Investor Psychology

Getting Women to Talk About Money

Women are less likely than men to discuss finances with their friends, so they start off at a big disadvantage.

In her biography of Joan Rivers, Last Girl Before Freeway, author Leslie Bennetts describes how stunned Rivers was to discover that her business manager husband, Edgar Rosenberg, had left her millions of dollars in debt when he died. Here was a woman who had built a wildly successful public career, but in her private financial life she apparently inhabited the same "cone of silence" as so many other women. "Women will talk to each other about anything -- including their sex lives and marital problems -- but there's a taboo about money," says Debra Mesch, director of the Women's Philanthropy Institute at Indiana University.

Researchers attribute this reticence to a combination of factors. Men have traditionally been the family breadwinners, and women didn't gain control over their own property until relatively recently. Even when women are the main earners, they tend to minimize their role, says Mesch. And women are trained to think that talking about money is just plain tacky.

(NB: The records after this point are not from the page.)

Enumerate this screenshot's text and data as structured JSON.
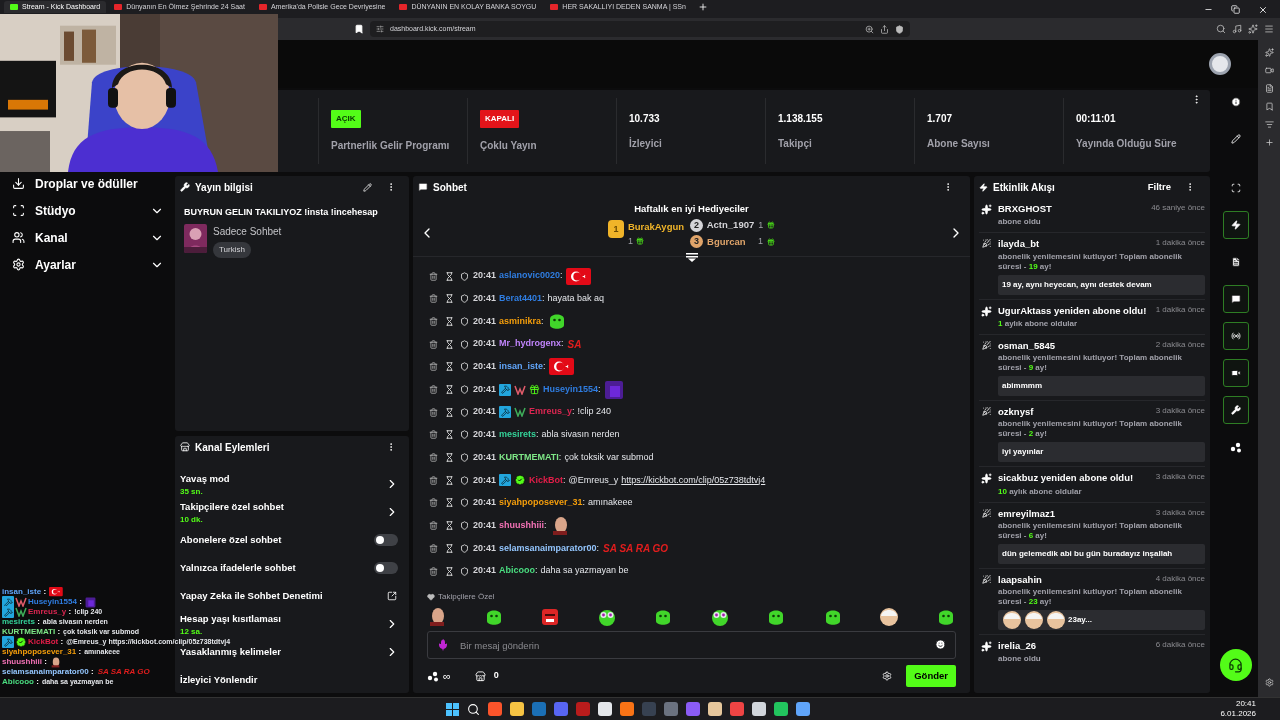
{
  "browser": {
    "tabs": [
      {
        "title": "Stream - Kick Dashboard",
        "selected": true
      },
      {
        "title": "Dünyanın En Ölmez Şehrinde 24 Saat",
        "selected": false
      },
      {
        "title": "Amerika'da Polisle Gece Devriyesine",
        "selected": false
      },
      {
        "title": "DÜNYANIN EN KOLAY BANKA SOYGU",
        "selected": false
      },
      {
        "title": "HER SAKALLIYI DEDEN SANMA | SSn",
        "selected": false
      }
    ],
    "address": "dashboard.kick.com/stream"
  },
  "sidebar": [
    {
      "label": "Droplar ve ödüller",
      "expandable": false
    },
    {
      "label": "Stüdyo",
      "expandable": true
    },
    {
      "label": "Kanal",
      "expandable": true
    },
    {
      "label": "Ayarlar",
      "expandable": true
    }
  ],
  "stats": [
    {
      "kind": "badge",
      "badge": "AÇIK",
      "on": true,
      "label": "Partnerlik Gelir Programı"
    },
    {
      "kind": "badge",
      "badge": "KAPALI",
      "on": false,
      "label": "Çoklu Yayın"
    },
    {
      "kind": "number",
      "value": "10.733",
      "label": "İzleyici"
    },
    {
      "kind": "number",
      "value": "1.138.155",
      "label": "Takipçi"
    },
    {
      "kind": "number",
      "value": "1.707",
      "label": "Abone Sayısı"
    },
    {
      "kind": "number",
      "value": "00:11:01",
      "label": "Yayında Olduğu Süre"
    }
  ],
  "stream_info": {
    "title": "Yayın bilgisi",
    "stream_title": "BUYRUN GELIN TAKILIYOZ !insta !incehesap",
    "category": "Sadece Sohbet",
    "tag": "Turkish"
  },
  "channel_actions": {
    "title": "Kanal Eylemleri",
    "items": [
      {
        "kind": "nav",
        "label": "Yavaş mod",
        "value": "35 sn."
      },
      {
        "kind": "nav",
        "label": "Takipçilere özel sohbet",
        "value": "10 dk."
      },
      {
        "kind": "toggle",
        "label": "Abonelere özel sohbet",
        "on": false
      },
      {
        "kind": "toggle",
        "label": "Yalnızca ifadelerle sohbet",
        "on": false
      },
      {
        "kind": "external",
        "label": "Yapay Zeka ile Sohbet Denetimi"
      },
      {
        "kind": "nav",
        "label": "Hesap yaşı kısıtlaması",
        "value": "12 sa."
      },
      {
        "kind": "nav",
        "label": "Yasaklanmış kelimeler"
      },
      {
        "kind": "plain",
        "label": "İzleyici Yönlendir"
      }
    ]
  },
  "chat": {
    "title": "Sohbet",
    "gifters_title": "Haftalık en iyi Hediyeciler",
    "gifters": [
      {
        "rank": "1",
        "name": "BurakAygun",
        "count": "1",
        "color": "#f0b429"
      },
      {
        "rank": "2",
        "name": "Actn_1907",
        "count": "1",
        "color": "#d4d4d8"
      },
      {
        "rank": "3",
        "name": "Bgurcan",
        "count": "1",
        "color": "#e0a46a"
      }
    ],
    "separator": ":",
    "messages": [
      {
        "time": "20:41",
        "user": "aslanovic0020",
        "color": "#2f7de1",
        "content": [
          {
            "kind": "flag"
          }
        ]
      },
      {
        "time": "20:41",
        "user": "Berat4401",
        "color": "#2f7de1",
        "content": [
          {
            "kind": "text",
            "text": "hayata bak aq"
          }
        ]
      },
      {
        "time": "20:41",
        "user": "asminikra",
        "color": "#f59e0b",
        "content": [
          {
            "kind": "blob"
          }
        ]
      },
      {
        "time": "20:41",
        "user": "Mr_hydrogenx",
        "color": "#c084fc",
        "content": [
          {
            "kind": "word",
            "text": "SA"
          }
        ]
      },
      {
        "time": "20:41",
        "user": "insan_iste",
        "color": "#60a5fa",
        "content": [
          {
            "kind": "flag"
          }
        ]
      },
      {
        "time": "20:41",
        "user": "Huseyin1554",
        "color": "#2f7de1",
        "badges": [
          {
            "kind": "mod"
          },
          {
            "kind": "crest",
            "color": "#e25c6b"
          },
          {
            "kind": "gift"
          }
        ],
        "content": [
          {
            "kind": "square"
          }
        ]
      },
      {
        "time": "20:41",
        "user": "Emreus_y",
        "color": "#dc2651",
        "badges": [
          {
            "kind": "mod"
          },
          {
            "kind": "crest",
            "color": "#3fae5a"
          }
        ],
        "content": [
          {
            "kind": "text",
            "text": "!clip 240"
          }
        ]
      },
      {
        "time": "20:41",
        "user": "mesirets",
        "color": "#34d399",
        "content": [
          {
            "kind": "text",
            "text": "abla sivasın nerden"
          }
        ]
      },
      {
        "time": "20:41",
        "user": "KURTMEMATI",
        "color": "#7ee787",
        "content": [
          {
            "kind": "text",
            "text": "çok toksik var submod"
          }
        ]
      },
      {
        "time": "20:41",
        "user": "KickBot",
        "color": "#e11d48",
        "badges": [
          {
            "kind": "mod"
          },
          {
            "kind": "verified"
          }
        ],
        "content": [
          {
            "kind": "text",
            "text": "@Emreus_y"
          },
          {
            "kind": "link",
            "text": "https://kickbot.com/clip/05z738tdtvj4"
          }
        ]
      },
      {
        "time": "20:41",
        "user": "siyahpoposever_31",
        "color": "#f59e0b",
        "content": [
          {
            "kind": "text",
            "text": "amınakeee"
          }
        ]
      },
      {
        "time": "20:41",
        "user": "shuushhiii",
        "color": "#f472b6",
        "content": [
          {
            "kind": "sticker"
          }
        ]
      },
      {
        "time": "20:41",
        "user": "selamsanaimparator00",
        "color": "#93c5fd",
        "content": [
          {
            "kind": "word",
            "text": "SA SA RA GO"
          }
        ]
      },
      {
        "time": "20:41",
        "user": "Abicooo",
        "color": "#4ade80",
        "content": [
          {
            "kind": "text",
            "text": "daha sa yazmayan be"
          }
        ]
      }
    ],
    "emote_section": "Takipçilere Özel",
    "emotes": [
      {
        "kind": "sticker"
      },
      {
        "kind": "blob"
      },
      {
        "kind": "angry"
      },
      {
        "kind": "glasses"
      },
      {
        "kind": "blob"
      },
      {
        "kind": "glasses"
      },
      {
        "kind": "blob"
      },
      {
        "kind": "blob"
      },
      {
        "kind": "face"
      },
      {
        "kind": "blob"
      }
    ],
    "placeholder": "Bir mesaj gönderin",
    "points": "∞",
    "store_count": "0",
    "send": "Gönder"
  },
  "events": {
    "title": "Etkinlik Akışı",
    "filter": "Filtre",
    "items": [
      {
        "kind": "sub",
        "user": "BRXGHOST",
        "time": "46 saniye önce",
        "note": "abone oldu"
      },
      {
        "kind": "resub",
        "user": "ilayda_bt",
        "time": "1 dakika önce",
        "note_before": "abonelik yenilemesini kutluyor! Toplam abonelik süresi - ",
        "months": "19",
        "note_after": " ay!",
        "message": "19 ay, aynı heyecan, aynı destek devam"
      },
      {
        "kind": "resub_title",
        "title": "UgurAktass yeniden abone oldu!",
        "time": "1 dakika önce",
        "months": "1",
        "note_after": " aylık abone oldular"
      },
      {
        "kind": "resub",
        "user": "osman_5845",
        "time": "2 dakika önce",
        "note_before": "abonelik yenilemesini kutluyor! Toplam abonelik süresi - ",
        "months": "9",
        "note_after": " ay!",
        "message": "abimmmm"
      },
      {
        "kind": "resub",
        "user": "ozknysf",
        "time": "3 dakika önce",
        "note_before": "abonelik yenilemesini kutluyor! Toplam abonelik süresi - ",
        "months": "2",
        "note_after": " ay!",
        "message": "iyi yayınlar"
      },
      {
        "kind": "resub_title",
        "title": "sicakbuz yeniden abone oldu!",
        "time": "3 dakika önce",
        "months": "10",
        "note_after": " aylık abone oldular"
      },
      {
        "kind": "resub",
        "user": "emreyilmaz1",
        "time": "3 dakika önce",
        "note_before": "abonelik yenilemesini kutluyor! Toplam abonelik süresi - ",
        "months": "6",
        "note_after": " ay!",
        "message": "dün gelemedik abi bu gün buradayız inşallah"
      },
      {
        "kind": "resub",
        "user": "laapsahin",
        "time": "4 dakika önce",
        "note_before": "abonelik yenilemesini kutluyor! Toplam abonelik süresi - ",
        "months": "23",
        "note_after": " ay!",
        "message_emotes": [
          {
            "kind": "face"
          },
          {
            "kind": "face"
          },
          {
            "kind": "face"
          }
        ],
        "message": "23ay..."
      },
      {
        "kind": "sub",
        "user": "irelia_26",
        "time": "6 dakika önce",
        "note": "abone oldu"
      }
    ]
  },
  "rail": [
    {
      "active": false
    },
    {
      "active": false
    },
    {
      "active": false
    },
    {
      "active": true
    },
    {
      "active": false
    },
    {
      "active": true
    },
    {
      "active": true
    },
    {
      "active": true
    },
    {
      "active": true
    },
    {
      "active": false
    }
  ],
  "overlay_chat": {
    "separator": ":",
    "lines": [
      {
        "user": "insan_iste",
        "color": "#60a5fa",
        "content": [
          {
            "kind": "flag"
          }
        ]
      },
      {
        "user": "Huseyin1554",
        "color": "#2f7de1",
        "badges": [
          {
            "kind": "mod"
          },
          {
            "kind": "crest",
            "color": "#e25c6b"
          }
        ],
        "content": [
          {
            "kind": "square"
          }
        ]
      },
      {
        "user": "Emreus_y",
        "color": "#dc2651",
        "badges": [
          {
            "kind": "mod"
          },
          {
            "kind": "crest",
            "color": "#3fae5a"
          }
        ],
        "content": [
          {
            "kind": "text",
            "text": "!clip 240"
          }
        ]
      },
      {
        "user": "mesirets",
        "color": "#34d399",
        "content": [
          {
            "kind": "text",
            "text": "abla sivasın nerden"
          }
        ]
      },
      {
        "user": "KURTMEMATI",
        "color": "#7ee787",
        "content": [
          {
            "kind": "text",
            "text": "çok toksik var submod"
          }
        ]
      },
      {
        "user": "KickBot",
        "color": "#e11d48",
        "badges": [
          {
            "kind": "mod"
          },
          {
            "kind": "verified"
          }
        ],
        "content": [
          {
            "kind": "text",
            "text": "@Emreus_y https://kickbot.com/clip/05z738tdtvj4"
          }
        ]
      },
      {
        "user": "siyahpoposever_31",
        "color": "#f59e0b",
        "content": [
          {
            "kind": "text",
            "text": "amınakeee"
          }
        ]
      },
      {
        "user": "shuushhiii",
        "color": "#f472b6",
        "content": [
          {
            "kind": "sticker"
          }
        ]
      },
      {
        "user": "selamsanaimparator00",
        "color": "#93c5fd",
        "content": [
          {
            "kind": "word",
            "text": "SA SA RA GO"
          }
        ]
      },
      {
        "user": "Abicooo",
        "color": "#4ade80",
        "content": [
          {
            "kind": "text",
            "text": "daha sa yazmayan be"
          }
        ]
      }
    ]
  },
  "taskbar": {
    "time": "20:41",
    "date": "6.01.2026"
  }
}
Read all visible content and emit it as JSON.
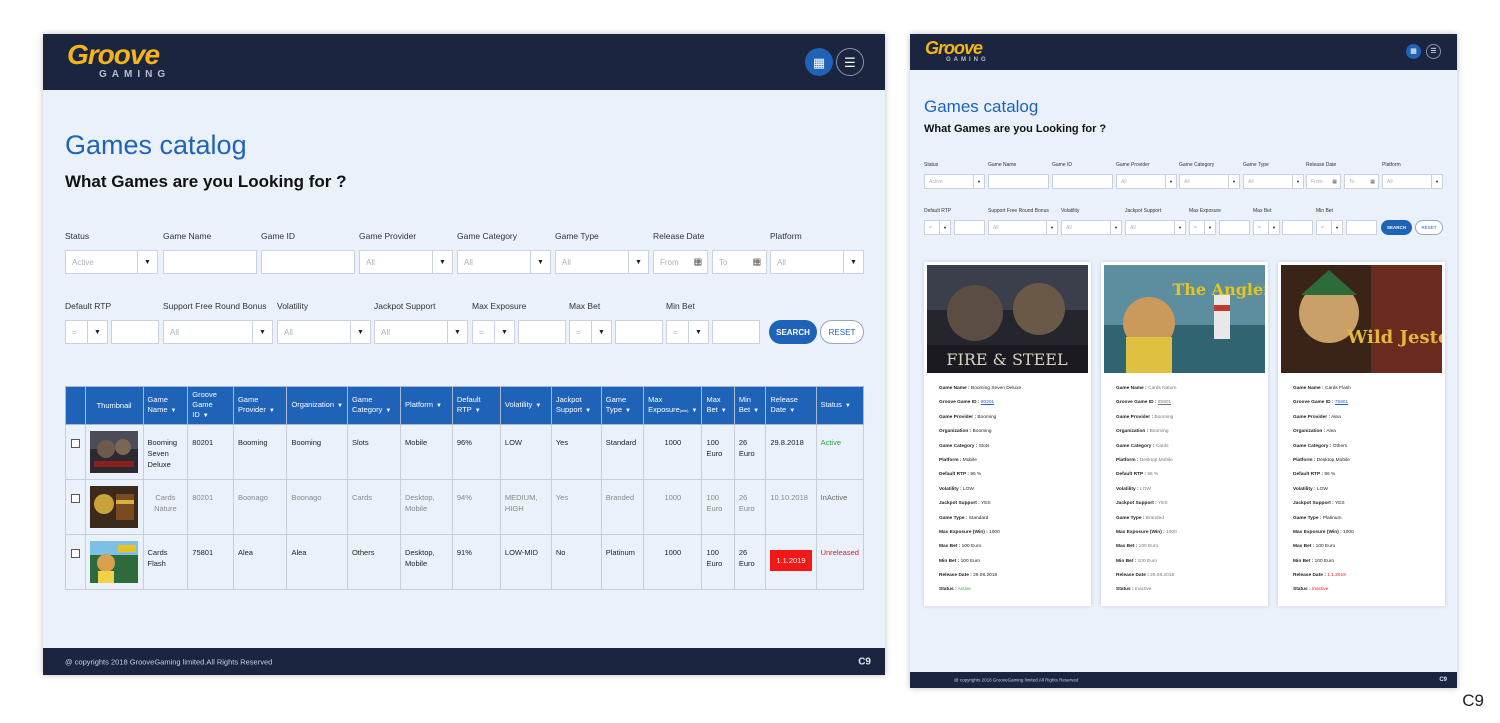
{
  "brand": {
    "word": "Groove",
    "sub": "GAMING"
  },
  "header": {
    "grid_icon": "grid-icon",
    "list_icon": "list-icon"
  },
  "page": {
    "title": "Games catalog",
    "subtitle": "What Games are you Looking for ?"
  },
  "filters": {
    "status": {
      "label": "Status",
      "value": "Active"
    },
    "game_name": {
      "label": "Game Name",
      "value": ""
    },
    "game_id": {
      "label": "Game ID",
      "value": ""
    },
    "game_provider": {
      "label": "Game Provider",
      "value": "All"
    },
    "game_category": {
      "label": "Game Category",
      "value": "All"
    },
    "game_type": {
      "label": "Game Type",
      "value": "All"
    },
    "release_date": {
      "label": "Release Date",
      "from": "From",
      "to": "To"
    },
    "platform": {
      "label": "Platform",
      "value": "All"
    },
    "default_rtp": {
      "label": "Default RTP",
      "op": "=",
      "value": ""
    },
    "free_round": {
      "label": "Support Free Round Bonus",
      "value": "All"
    },
    "volatility": {
      "label": "Volatility",
      "value": "All"
    },
    "jackpot": {
      "label": "Jackpot Support",
      "value": "All"
    },
    "max_exposure": {
      "label": "Max Exposure",
      "op": "=",
      "value": ""
    },
    "max_bet": {
      "label": "Max Bet",
      "op": "=",
      "value": ""
    },
    "min_bet": {
      "label": "Min Bet",
      "op": "=",
      "value": ""
    },
    "search_label": "SEARCH",
    "reset_label": "RESET"
  },
  "table": {
    "columns": [
      "Thumbnail",
      "Game Name",
      "Groove Game ID",
      "Game Provider",
      "Organization",
      "Game Category",
      "Platform",
      "Default RTP",
      "Volatility",
      "Jackpot Support",
      "Game Type",
      "Max Exposure",
      "(win)",
      "Max Bet",
      "Min Bet",
      "Release Date",
      "Status"
    ],
    "rows": [
      {
        "name": "Booming Seven Deluxe",
        "id": "80201",
        "provider": "Booming",
        "org": "Booming",
        "category": "Slots",
        "platform": "Mobile",
        "rtp": "96%",
        "volatility": "LOW",
        "jackpot": "Yes",
        "type": "Standard",
        "exposure": "1000",
        "max_bet": "100 Euro",
        "min_bet": "26 Euro",
        "release": "29.8.2018",
        "status": "Active"
      },
      {
        "name": "Cards Nature",
        "id": "80201",
        "provider": "Boonago",
        "org": "Boonago",
        "category": "Cards",
        "platform": "Desktop, Mobile",
        "rtp": "94%",
        "volatility": "MEDIUM, HIGH",
        "jackpot": "Yes",
        "type": "Branded",
        "exposure": "1000",
        "max_bet": "100 Euro",
        "min_bet": "26 Euro",
        "release": "10.10.2018",
        "status": "InActive"
      },
      {
        "name": "Cards Flash",
        "id": "75801",
        "provider": "Alea",
        "org": "Alea",
        "category": "Others",
        "platform": "Desktop, Mobile",
        "rtp": "91%",
        "volatility": "LOW-MID",
        "jackpot": "No",
        "type": "Platinum",
        "exposure": "1000",
        "max_bet": "100 Euro",
        "min_bet": "26 Euro",
        "release": "1.1.2019",
        "status": "Unreleased"
      }
    ]
  },
  "footer": {
    "copyright": "@ copyrights 2018 GrooveGaming limited.All Rights Reserved",
    "mark": "C9"
  },
  "cards": {
    "keys": [
      "Game Name :",
      "Groove Game ID :",
      "Game Provider :",
      "Organization :",
      "Game Category :",
      "Platform :",
      "Default RTP :",
      "Volatility :",
      "Jackpot Support :",
      "Game Type :",
      "Max Exposure (Win) :",
      "Max Bet :",
      "Min Bet :",
      "Release Date :",
      "Status :"
    ],
    "items": [
      {
        "img_text": "FIRE & STEEL",
        "vals": [
          "Booming Seven Deluxe",
          "80201",
          "Booming",
          "Booming",
          "Slots",
          "Mobile",
          "96 %",
          "LOW",
          "YES",
          "Standard",
          "1000",
          "100 Euro",
          "100 Euro",
          "29.08.2018",
          "Active"
        ]
      },
      {
        "img_text": "The Angler",
        "vals": [
          "Cards Nature",
          "85901",
          "Booming",
          "Booming",
          "Cards",
          "Desktop,Mobile",
          "96 %",
          "LOW",
          "YES",
          "Branded",
          "1000",
          "100 Euro",
          "100 Euro",
          "29.08.2018",
          "Inactive"
        ]
      },
      {
        "img_text": "Wild Jester",
        "vals": [
          "Cards Flash",
          "75801",
          "Alea",
          "Alea",
          "Others",
          "Desktop,Mobile",
          "96 %",
          "LOW",
          "YES",
          "Platinum",
          "1000",
          "100 Euro",
          "100 Euro",
          "1.1.2019",
          "Inactive"
        ]
      }
    ]
  },
  "corner_mark": "C9",
  "colors": {
    "navy": "#1b2540",
    "brand_blue": "#1e63b8",
    "bg": "#eaf1fb",
    "active": "#27a844",
    "red": "#e21b1b",
    "logo_yellow": "#f4b41a"
  }
}
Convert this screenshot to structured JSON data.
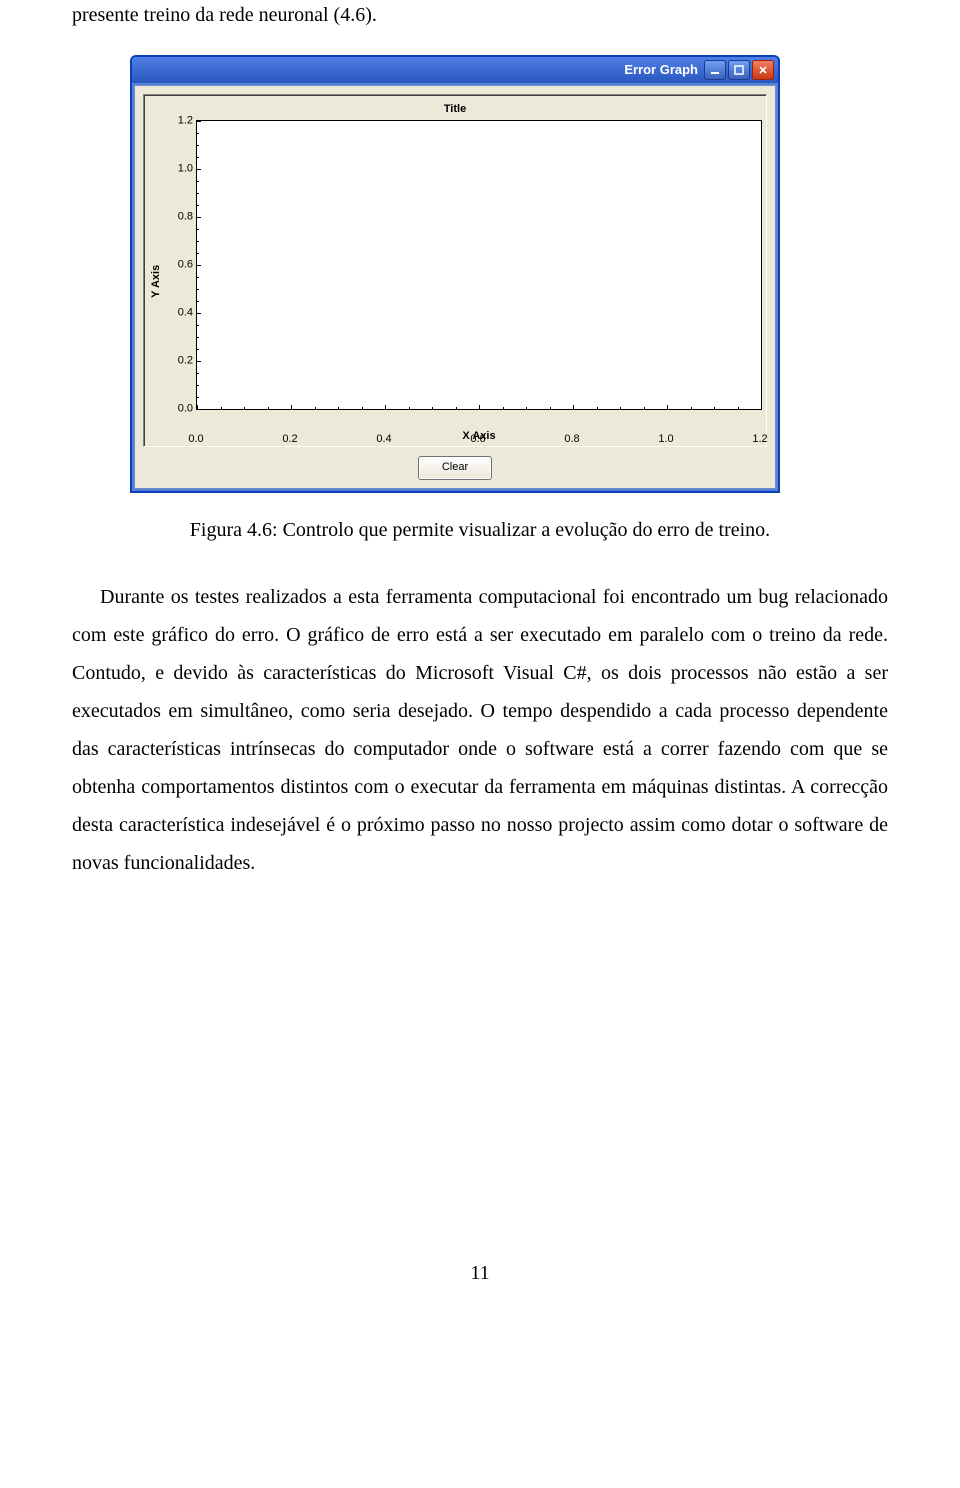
{
  "intro": "presente treino da rede neuronal (4.6).",
  "window": {
    "title": "Error Graph",
    "clear_button": "Clear"
  },
  "chart_data": {
    "type": "line",
    "title": "Title",
    "xlabel": "X Axis",
    "ylabel": "Y Axis",
    "xlim": [
      0.0,
      1.2
    ],
    "ylim": [
      0.0,
      1.2
    ],
    "x_ticks": [
      0.0,
      0.2,
      0.4,
      0.6,
      0.8,
      1.0,
      1.2
    ],
    "y_ticks": [
      0.0,
      0.2,
      0.4,
      0.6,
      0.8,
      1.0,
      1.2
    ],
    "x_tick_labels": [
      "0.0",
      "0.2",
      "0.4",
      "0.6",
      "0.8",
      "1.0",
      "1.2"
    ],
    "y_tick_labels": [
      "0.0",
      "0.2",
      "0.4",
      "0.6",
      "0.8",
      "1.0",
      "1.2"
    ],
    "series": []
  },
  "caption": "Figura 4.6: Controlo que permite visualizar a evolução do erro de treino.",
  "body_text": "Durante os testes realizados a esta ferramenta computacional foi encontrado um bug relacionado com este gráfico do erro. O gráfico de erro está a ser executado em paralelo com o treino da rede. Contudo, e devido às características do Microsoft Visual C#, os dois processos não estão a ser executados em simultâneo, como seria desejado. O tempo despendido a cada processo dependente das características intrínsecas do computador onde o software está a correr fazendo com que se obtenha comportamentos distintos com o executar da ferramenta em máquinas distintas. A correcção desta característica indesejável é o próximo passo no nosso projecto assim como dotar o software de novas funcionalidades.",
  "page_number": "11"
}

But, says Annamaria Lusardi, director of the Global Financial Literacy Excellence Center at George Washington University, family and friends are your primary source of financial information. Avoiding the discussion of money puts women at a big disadvantage that's difficult to overcome. Women consistently score lower on measures of financial literacy, which in turn makes them less confident about discussing the subject or even asking questions. "In our surveys, we find that men tend to feel confident about their financial situation whether they're doing well or not," says Jeanne Thompson, a senior vice president at Fidelity Investments. "But even if women are in a good situation, they don't feel good about it."

Learning to speak up. Joan Rivers' case was an extreme one. But financial advisers often have similar experiences when they're working with couples. "Women frequently are not engaged in the conversation," says Dawn Doebler, cofounder of Her Wealth, an initiative of Bridgewater Wealth and Financial Management in Bethesda, Md. "Even in the best of marriages, talking about money can rapidly deteriorate into a strained conversation, and spouses never get through to the end."

Advisers use a variety of techniques to put women at ease. In high-stress situations, such as retirement planning or divorce, "we remind clients that we’ve been through this hundreds of times with women in the same situation, and there are common themes and common questions," says Doebler. Women themselves are much more likely than men to say that it's important for an adviser to educate them about such things as investment management and retirement risks.

Even in Lusardi's classes, top female students are less likely to participate. To get female students to speak up, Lusardi teaches "personalized" finance classes emphasizing goals that appeal to women. "I used to think one way to motivate students was to teach them that a knowledge of finance can help them become richer," says Lusardi. "But for women, becoming rich was not necessarily the ultimate objective. They're more interested in being financially secure and free of money worries so they can achieve the things they want to do." She also avoids financial jargon and technical terms, which are off-putting. "It's important to start with plain English and build the language of finance."

Based on my own experience speaking to women about money issues, I have found that the best way to breach the cone of silence is simply to speak their language and address their concerns -- and it never hurts to add personal experiences and a dash of humor. Find that comfort zone and a torrent of words -- and questions -- comes pouring out.

Most Popular

Why Are Gas Prices Still Going Up?
spending

Why Are Gas Prices Still Going Up?

The cost of a gallon of gas is heading back toward its March highs. What’s driving the resurgence, and will gas prices go down anytime soon?
May 23, 2022
Your Guide to Roth Conversions
Special Report
Tax Breaks

Your Guide to Roth Conversions

A Kiplinger Special Report
February 25, 2021
Retirement Income Shouldn’t Depend on the Market; It Should Depend on Math
retirement planning

Retirement Income Shouldn’t Depend on the Market; It Should Depend on Math

The math isn’t as tough as you might think. It all starts with dividing your assets into three different buckets.
May 23, 2022

Recommended

Sometimes Renting Is Better Than Buying
investing

Sometimes Renting Is Better Than Buying

A home is an asset that generally appreciates in value, but it might not be the most optimal way to build wealth from an investment point of view.
May 25, 2022
Is Securities-Based Lending a Good Idea?
investing

Is Securities-Based Lending a Good Idea?

Securities-based lending may be a quick way to lay your hands on some cash, but you should be aware of the potential for risk.
May 25, 2022
Buy Value Stocks, Says J.P. Morgan’s David Kelly
Markets

Buy Value Stocks, Says J.P. Morgan’s David Kelly

This investing strategist says to use valuation as your guide for stock investing opportunities in the balance of 2022. Plus, bonds are looking better…
May 23, 2022
An Impact Investing Guide for Private Foundations
investing

An Impact Investing Guide for Private Foundations

Putting assets in service of mission can take many forms. Here are four distinct approaches to consider in your efforts to foster positive change in o…
May 19, 2022